START RECORDS SUPPLIED

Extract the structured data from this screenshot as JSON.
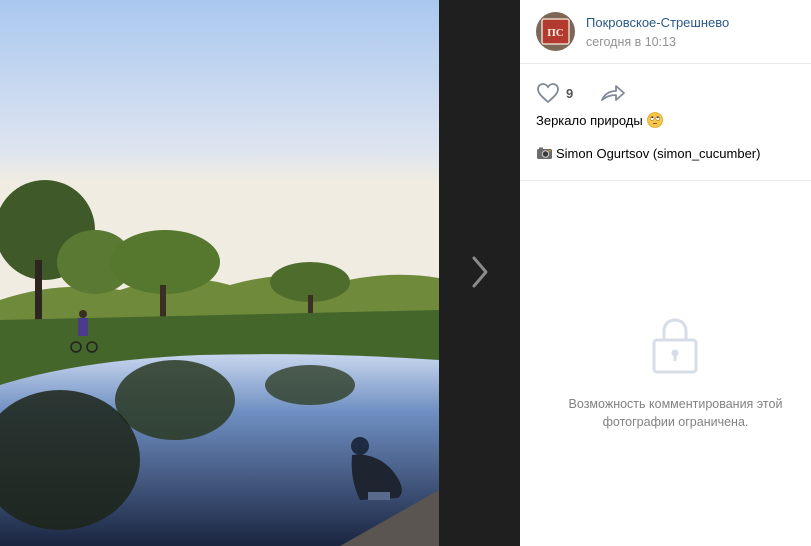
{
  "post": {
    "author": "Покровское-Стрешнево",
    "date": "сегодня в 10:13",
    "likes": "9",
    "caption": "Зеркало природы",
    "credit": "Simon Ogurtsov (simon_cucumber)"
  },
  "comments": {
    "disabled_text": "Возможность комментирования этой фотографии ограничена."
  },
  "avatar": {
    "initials": "ПС",
    "color": "#b33a2e"
  },
  "icons": {
    "like": "heart-icon",
    "share": "share-arrow-icon",
    "next": "chevron-right-icon",
    "lock": "lock-icon",
    "camera": "camera-emoji-icon",
    "emoji": "rolling-eyes-emoji-icon"
  },
  "colors": {
    "link": "#2a5885",
    "muted": "#939393",
    "viewer_bg": "#1f1f1f"
  }
}
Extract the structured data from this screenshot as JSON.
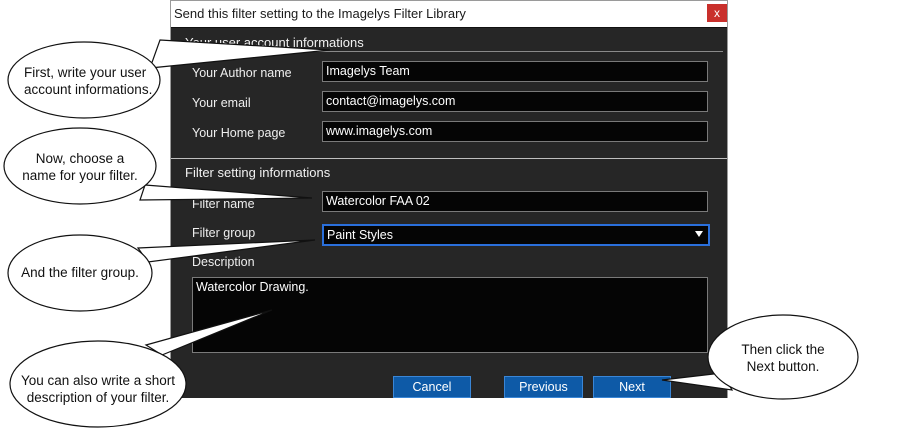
{
  "dialog": {
    "title": "Send this filter setting to the Imagelys Filter Library",
    "close_glyph": "x",
    "section_user": "Your user account informations",
    "author_label": "Your Author name",
    "author_value": "Imagelys Team",
    "email_label": "Your email",
    "email_value": "contact@imagelys.com",
    "homepage_label": "Your Home page",
    "homepage_value": "www.imagelys.com",
    "section_filter": "Filter setting informations",
    "filter_name_label": "Filter name",
    "filter_name_value": "Watercolor FAA 02",
    "filter_group_label": "Filter group",
    "filter_group_value": "Paint Styles",
    "description_label": "Description",
    "description_value": "Watercolor Drawing.",
    "cancel_label": "Cancel",
    "previous_label": "Previous",
    "next_label": "Next"
  },
  "callouts": {
    "c1_line1": "First, write your user",
    "c1_line2": "account informations.",
    "c2_line1": "Now, choose a",
    "c2_line2": "name for your filter.",
    "c3_line1": "And the filter group.",
    "c4_line1": "You can also write a short",
    "c4_line2": "description of your filter.",
    "c5_line1": "Then click the",
    "c5_line2": "Next button."
  }
}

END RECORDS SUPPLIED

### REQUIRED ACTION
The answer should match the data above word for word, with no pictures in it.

### FINAL ANSWER
Extract the structured data from this screenshot as JSON.
{
  "post": {
    "author": "Покровское-Стрешнево",
    "date": "сегодня в 10:13",
    "likes": "9",
    "caption": "Зеркало природы",
    "credit": "Simon Ogurtsov (simon_cucumber)"
  },
  "comments": {
    "disabled_text": "Возможность комментирования этой фотографии ограничена."
  },
  "avatar": {
    "initials": "ПС",
    "color": "#b33a2e"
  },
  "icons": {
    "like": "heart-icon",
    "share": "share-arrow-icon",
    "next": "chevron-right-icon",
    "lock": "lock-icon",
    "camera": "camera-emoji-icon",
    "emoji": "rolling-eyes-emoji-icon"
  },
  "colors": {
    "link": "#2a5885",
    "muted": "#939393",
    "viewer_bg": "#1f1f1f"
  }
}
Extract the structured data from this screenshot as JSON.
{
  "dialog": {
    "title": "Send this filter setting to the Imagelys Filter Library",
    "close_glyph": "x",
    "section_user": "Your user account informations",
    "author_label": "Your Author name",
    "author_value": "Imagelys Team",
    "email_label": "Your email",
    "email_value": "contact@imagelys.com",
    "homepage_label": "Your Home page",
    "homepage_value": "www.imagelys.com",
    "section_filter": "Filter setting informations",
    "filter_name_label": "Filter name",
    "filter_name_value": "Watercolor FAA 02",
    "filter_group_label": "Filter group",
    "filter_group_value": "Paint Styles",
    "description_label": "Description",
    "description_value": "Watercolor Drawing.",
    "cancel_label": "Cancel",
    "previous_label": "Previous",
    "next_label": "Next"
  },
  "callouts": {
    "c1_line1": "First, write your user",
    "c1_line2": "account informations.",
    "c2_line1": "Now, choose a",
    "c2_line2": "name for your filter.",
    "c3_line1": "And the filter group.",
    "c4_line1": "You can also write a short",
    "c4_line2": "description of your filter.",
    "c5_line1": "Then click the",
    "c5_line2": "Next button."
  }
}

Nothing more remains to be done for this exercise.